Washington, DC—Rather than build new power plants at high cost, Texas could avert future blackouts at a lower price by instead improving the energy efficiency of its homes and using technologies to shift electricity use away from times of peak demand, according to a report released today by the American Council for an Energy-Efficient Economy (ACEEE).
The report arrives as Texas policymakers, regulators, and utilities seek to address electric reliability challenges in the wake of Winter Storm Uri. It shows that wide-scale efficiency and demand response investments through utility programs could provide the same degree of added reliability as proposed gas plants for at least 39% lower cost—not even accounting for the operations and maintenance costs of those plants.
Extreme temperatures can not only shut down some power generators but also cause electric demand to spike as residents crank up the heat or air-conditioning. Those spikes can be acute in Texas, where the most common type of home heating is inefficient electric furnaces and half of single-family houses have inadequate attic insulation, according to federal data.
“Electric demand is always going to go up when there’s hot or cold weather, but it’s a manageable problem if you have efficient houses,” said Steven Nadel, executive director of ACEEE and lead author of the report. “Wasting electricity in Texas when power demand is peaking just doesn't make sense. Home efficiency upgrades and technology that shifts when electricity is used simply costs less than building new plants, and we have the numbers to prove it.”

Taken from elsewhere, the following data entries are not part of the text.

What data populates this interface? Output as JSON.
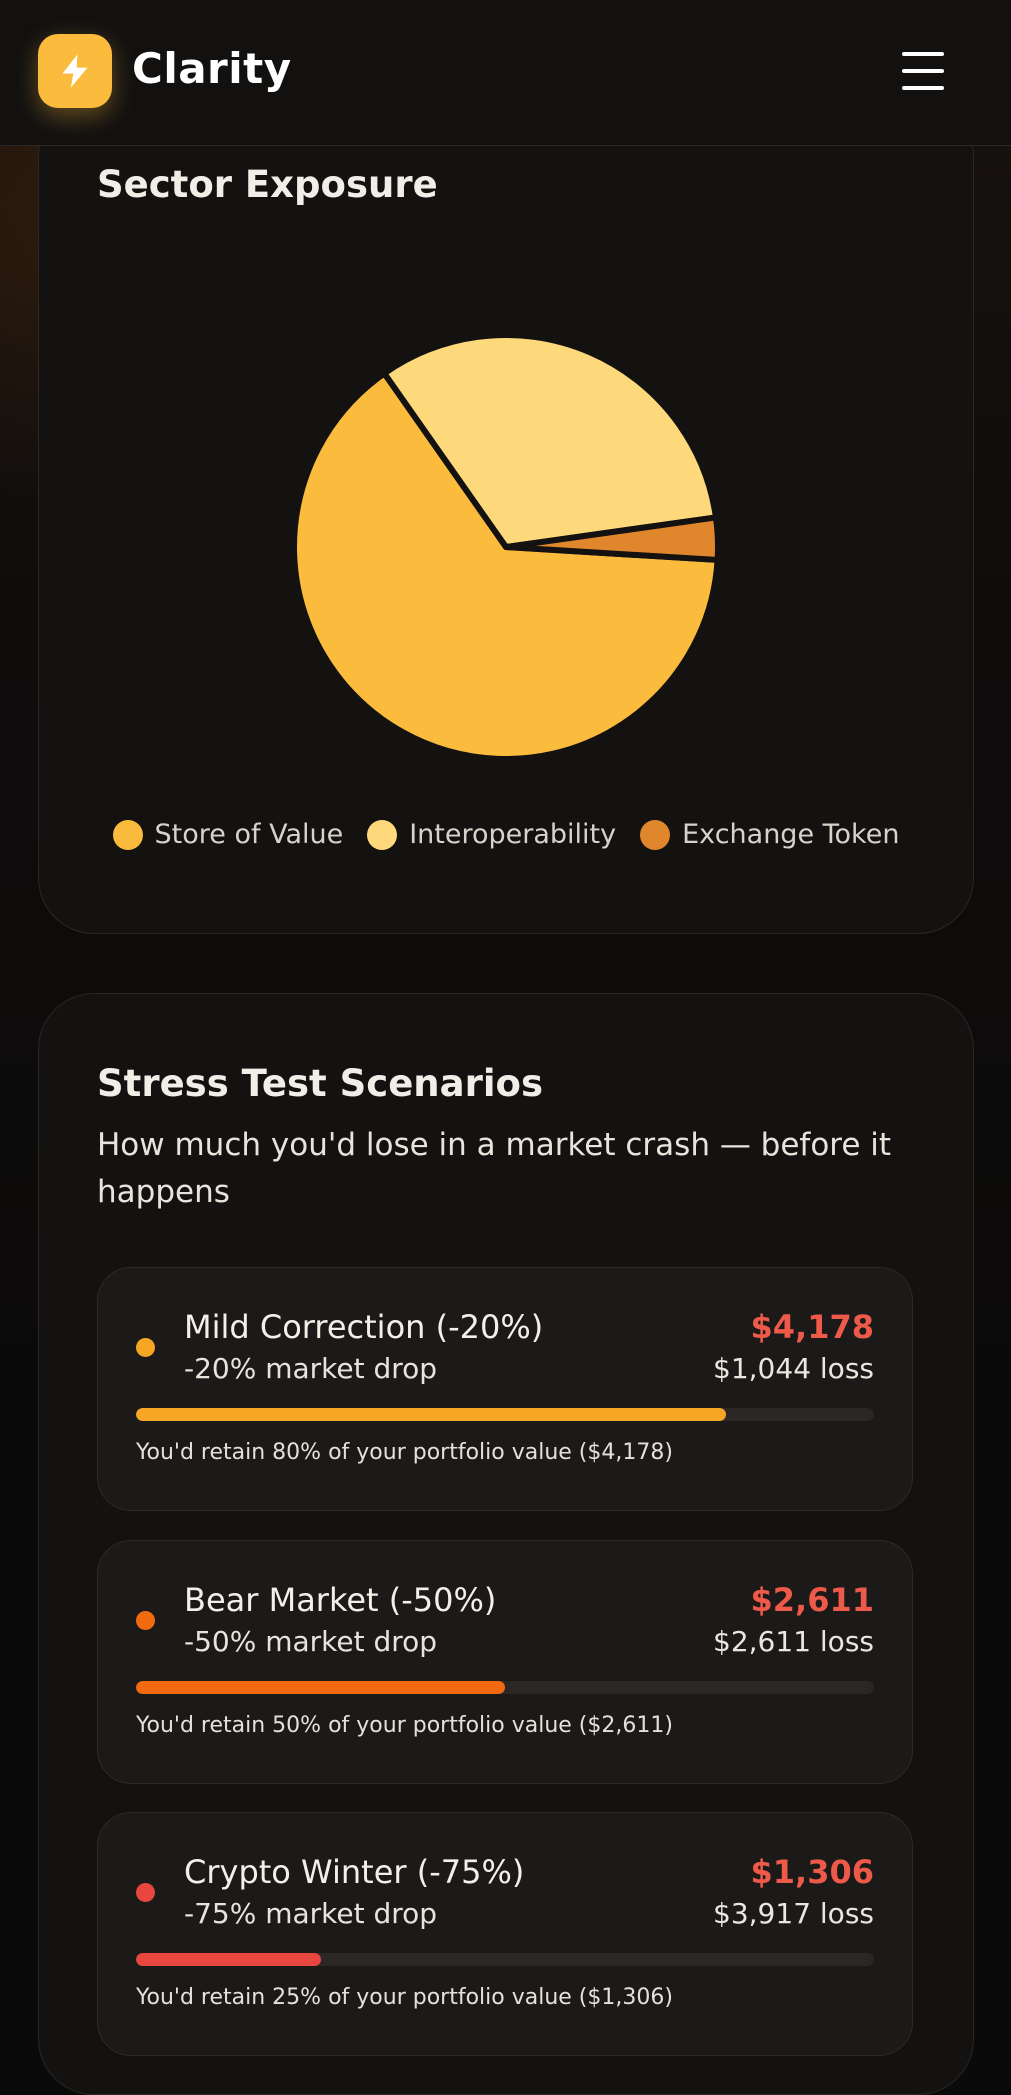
{
  "app": {
    "name": "Clarity"
  },
  "sector": {
    "title": "Sector Exposure",
    "chart_data": {
      "type": "pie",
      "categories": [
        "Store of Value",
        "Interoperability",
        "Exchange Token"
      ],
      "values": [
        64.3,
        32.5,
        3.2
      ],
      "colors": [
        "#fbbb3c",
        "#fdd97c",
        "#e0862c"
      ],
      "legend": "bottom"
    }
  },
  "stress": {
    "title": "Stress Test Scenarios",
    "subtitle": "How much you'd lose in a market crash — before it happens",
    "scenarios": [
      {
        "name": "Mild Correction (-20%)",
        "drop": "-20% market drop",
        "value": "$4,178",
        "loss": "$1,044 loss",
        "retain_percent": 80,
        "note": "You'd retain 80% of your portfolio value ($4,178)",
        "color": "#f6a623"
      },
      {
        "name": "Bear Market (-50%)",
        "drop": "-50% market drop",
        "value": "$2,611",
        "loss": "$2,611 loss",
        "retain_percent": 50,
        "note": "You'd retain 50% of your portfolio value ($2,611)",
        "color": "#f26a10"
      },
      {
        "name": "Crypto Winter (-75%)",
        "drop": "-75% market drop",
        "value": "$1,306",
        "loss": "$3,917 loss",
        "retain_percent": 25,
        "note": "You'd retain 25% of your portfolio value ($1,306)",
        "color": "#e8463e"
      }
    ]
  }
}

ACEEE modeled the potential impact of Texas’s electric utilities expanding their programs (and creating new programs) that incentivize homeowners to upgrade from electric furnaces to efficient heat pumps when existing systems need to be replaced, improve attic insulation and duct sealing, switch to smart thermostats, and install heat pump water heaters. ACEEE also considered three potential demand response programs, in which electric customers are provided an incentive to allow their utility to shift when their central air conditioners, water heaters, and electric vehicle chargers are used away from times of the highest stress on the power system.
The 7 programs, deployed aggressively under Public Utility Commission direction over 5 years (beginning in 2023), could offset about 7,650 MW of summer peak load and 11,400 MW of winter peak load, ACEEE found. This approximately equals the electricity that would be generated under 2 separate private proposals this year to build 10 or 11 new gas power plants that would be used at peak times.
While the gas plants would cost $8 billion, the efficiency and demand response measures would have a 5-year total programmatic cost of about $4.9 billion, or 39% less. They would also fully avoid the power plants’ additional costs for fuel, maintenance, and transmission infrastructure.
And while new power plants might only be put to use during peak power demand events, efficiency programs would reduce energy bills for many Texans year-round. Some of the modeled programs would also make homes healthier and safer for residents.
The ACEEE report focuses on single-family homes and multifamily buildings because during recent summer and winter times of peak electric demand, the residential sector accounted for about half of recent temperature-sensitive peak loads. Other policies not examined in the report could unlock additional demand reductions through cost-effective efficiency and demand response in the commercial and industrial sectors.